It really comes down to a few different factors:
- Is your dog acting sick? - Besides your dog throwing up, his or her attitude is an important clue to whether or not you should be concerned. A dog that vomits but returns to their regular enthusiasm and activity level is far less worrying than a dog who vomits and then acts uninterested or sluggish. Paying attention to your dog’s behavior is just as important.
- How often is your dog throwing up? - If your dog pukes once and is acting normal, you can almost always be confident that it’s not that big of a deal. However, if the vomiting continues (either multiple times or for multiple days), your dog is also at risk of dehydration and should be evaluated.
- How old is your dog? - Your dog’s age also is important to figuring out how concerning their vomiting may be. Puppies and seniors are especially at risk, especially if they are not fully vaccinated against parvo.
- Does your dog have a temp? - If you have a thermometer that you’re ok with using strictly for your pup, take their temperature. Yes, you have to do this rectally (just like with babies). Dogs will normally run between 100 and 102 degrees Fahrenheit. If it’s much higher or much lower than that, an emergency visit is likely in your future.
- Is your dog known for eating things? - If you have a dog that loves to eat socks, hygiene products, etc, vomiting is always a concerning symptom. Blockages can cause your dog to throw up, so make sure to bring your dog in as soon as you notice it, especially if you know for sure your dog has gotten into something.
- What does your dog’s vomit look like? - One final factor to take into consideration is what your dog's vomit actually looks like.

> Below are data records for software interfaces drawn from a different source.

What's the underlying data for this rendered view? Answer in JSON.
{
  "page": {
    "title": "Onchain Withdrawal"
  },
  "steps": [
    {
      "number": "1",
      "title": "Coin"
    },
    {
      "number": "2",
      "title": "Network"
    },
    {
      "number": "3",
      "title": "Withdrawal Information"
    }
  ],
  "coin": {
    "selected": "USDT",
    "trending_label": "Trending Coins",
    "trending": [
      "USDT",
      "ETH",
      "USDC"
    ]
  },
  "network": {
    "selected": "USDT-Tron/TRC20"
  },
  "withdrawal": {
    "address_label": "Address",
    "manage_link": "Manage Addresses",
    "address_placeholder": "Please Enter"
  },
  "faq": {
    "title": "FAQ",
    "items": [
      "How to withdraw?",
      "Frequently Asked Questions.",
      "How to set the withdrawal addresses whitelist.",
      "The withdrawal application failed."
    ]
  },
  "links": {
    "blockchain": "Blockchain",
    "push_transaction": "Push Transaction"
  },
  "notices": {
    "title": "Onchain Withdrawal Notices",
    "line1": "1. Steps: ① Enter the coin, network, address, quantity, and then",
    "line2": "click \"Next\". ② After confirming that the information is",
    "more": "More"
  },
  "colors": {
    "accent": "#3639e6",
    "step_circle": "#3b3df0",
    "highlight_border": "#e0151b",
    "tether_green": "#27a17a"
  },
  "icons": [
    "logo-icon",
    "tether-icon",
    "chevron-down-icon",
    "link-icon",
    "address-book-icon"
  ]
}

As we touched on briefly, vomiting is usually digested food. But what’s mixed in with that food is also important. If you notice any signs of digested blood, which would appear as dark, coffee grounds-like material, call your vet immediately.

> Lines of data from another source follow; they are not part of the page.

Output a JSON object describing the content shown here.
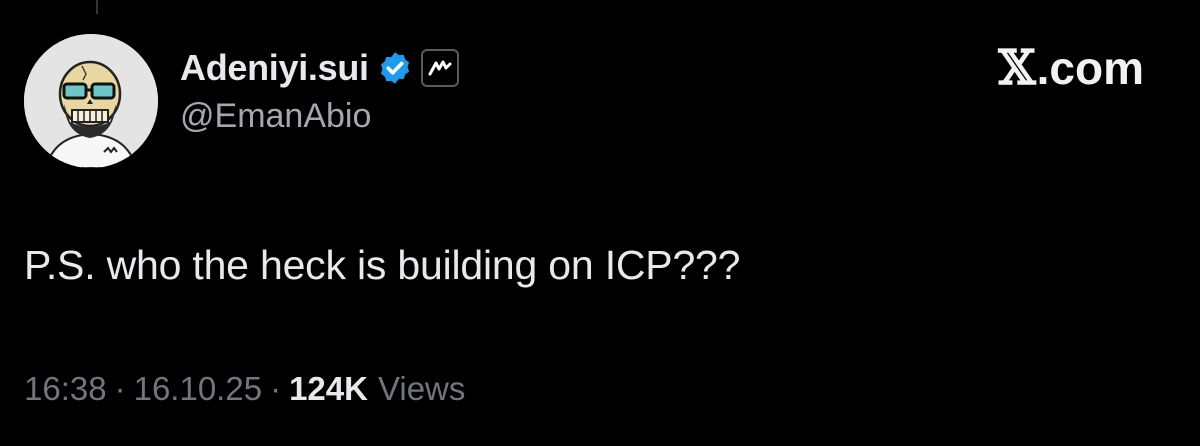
{
  "tweet": {
    "author": {
      "display_name": "Adeniyi.sui",
      "handle": "@EmanAbio",
      "verified": true,
      "verified_color": "#1d9bf0",
      "avatar_icon": "skull-avatar-icon",
      "affiliate_icon": "affiliate-badge-icon"
    },
    "brand": {
      "x_glyph": "𝕏",
      "text": ".com"
    },
    "text": "P.S. who the heck is building on ICP???",
    "meta": {
      "time": "16:38",
      "separator": "·",
      "date": "16.10.25",
      "views_count": "124K",
      "views_label": "Views"
    }
  },
  "colors": {
    "background": "#000000",
    "primary_text": "#e7e9ea",
    "secondary_text": "#71767b",
    "verified_blue": "#1d9bf0"
  }
}
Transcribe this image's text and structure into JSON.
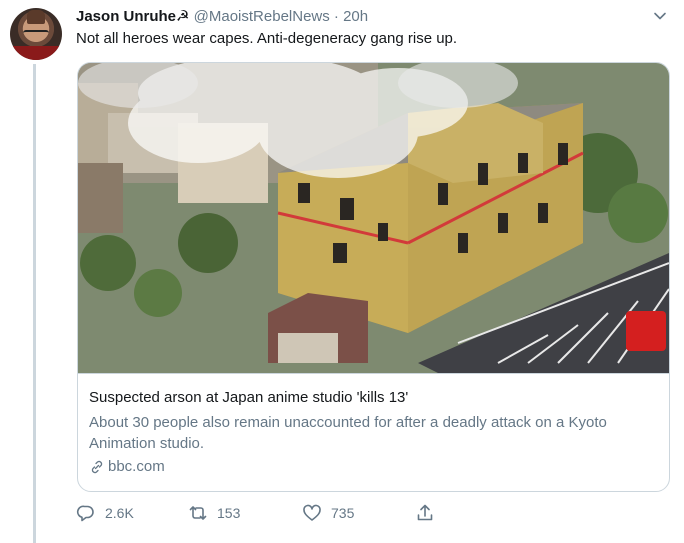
{
  "tweet": {
    "author_name": "Jason Unruhe☭",
    "handle": "@MaoistRebelNews",
    "separator": "·",
    "time": "20h",
    "text": "Not all heroes wear capes. Anti-degeneracy gang rise up."
  },
  "card": {
    "title": "Suspected arson at Japan anime studio 'kills 13'",
    "description": "About 30 people also remain unaccounted for after a deadly attack on a Kyoto Animation studio.",
    "domain": "bbc.com"
  },
  "actions": {
    "reply_count": "2.6K",
    "retweet_count": "153",
    "like_count": "735"
  },
  "icons": {
    "menu": "chevron-down-icon",
    "reply": "reply-icon",
    "retweet": "retweet-icon",
    "like": "heart-icon",
    "share": "share-icon",
    "link": "link-icon"
  },
  "colors": {
    "text_primary": "#14171a",
    "text_secondary": "#657786",
    "border": "#ccd6dd",
    "thread_line": "#ccd6dd"
  }
}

What Can You Do About Your Dog Throwing Up?
If your dog has been throwing up, what the heck can you do about it? The first step is always to contact your dog’s veterinarian to run it by them. They are your best research when it comes to figuring out what’s going on, and they’ll be the ones to help treat it if it requires that level of care.

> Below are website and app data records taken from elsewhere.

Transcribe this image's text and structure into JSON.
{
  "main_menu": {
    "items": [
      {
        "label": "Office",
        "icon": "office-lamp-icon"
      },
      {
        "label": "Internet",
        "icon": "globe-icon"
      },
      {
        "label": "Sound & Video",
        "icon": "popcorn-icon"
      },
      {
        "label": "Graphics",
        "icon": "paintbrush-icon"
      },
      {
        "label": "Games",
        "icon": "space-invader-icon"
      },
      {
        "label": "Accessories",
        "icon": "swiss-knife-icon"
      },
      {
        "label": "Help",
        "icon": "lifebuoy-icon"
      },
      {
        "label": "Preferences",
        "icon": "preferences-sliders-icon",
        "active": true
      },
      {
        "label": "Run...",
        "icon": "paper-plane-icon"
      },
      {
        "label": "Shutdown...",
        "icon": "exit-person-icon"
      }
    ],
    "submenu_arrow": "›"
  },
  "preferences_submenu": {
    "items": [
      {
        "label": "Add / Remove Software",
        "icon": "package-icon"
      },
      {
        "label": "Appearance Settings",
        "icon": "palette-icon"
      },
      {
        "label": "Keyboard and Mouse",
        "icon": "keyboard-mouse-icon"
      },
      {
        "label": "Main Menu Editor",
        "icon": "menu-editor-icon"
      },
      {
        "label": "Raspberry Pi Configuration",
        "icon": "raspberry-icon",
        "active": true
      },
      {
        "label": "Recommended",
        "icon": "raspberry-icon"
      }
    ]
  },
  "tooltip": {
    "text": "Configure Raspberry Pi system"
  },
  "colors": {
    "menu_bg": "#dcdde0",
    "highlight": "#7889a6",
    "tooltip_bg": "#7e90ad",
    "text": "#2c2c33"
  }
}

There are many different ways that they can evaluate your dog, including blood tests, checking for parasites, x-rays, ultrasounds, and even surgery if there is an obstruction or other cause. From there, it really comes down to what is causing the vomiting. Typical options to treat vomiting in dogs include medications, injectables, and a bland diet (just like we do when our stomachs hurt!).
Make sure that you’re taking care of your dog’s gut health during the rest of the time they’re not vomiting, too. Keeping their gut strong and healthy can also help them be able to fight off some of the potential triggers of vomiting.
Vomiting may also be the result of food allergies, so feeding them a diet that is meant for their specific needs is essential to their overall health and wellness. It’s this holistic approach that is the most beneficial for dogs, so that you’re not working to catch up when they start to not feel good.
When you’re dealing with your dog throwing up, it can be hard to decide whether it was just a fluke or if it’s the result of a bigger, more concerning issue.
Recognizing the signs that you should contact your veterinarian can help you get an early jump on treatment, and increase the likelihood of a better prognosis! Anything new that’s going on with your dog should be taken seriously.
From all of us here at WINPRO Pet to all of you (and your pets), we wish you years of happiness and good health!
Vomiting in Dogs - Dog Owners | Merck Veterinary Manual (merckvetmanual.com)
Dog Vomiting: When Should You Go to the Vet? | AKC (akc.org)
Warning Signs of Dehydration in Dogs | American Kennel Club (akc.org)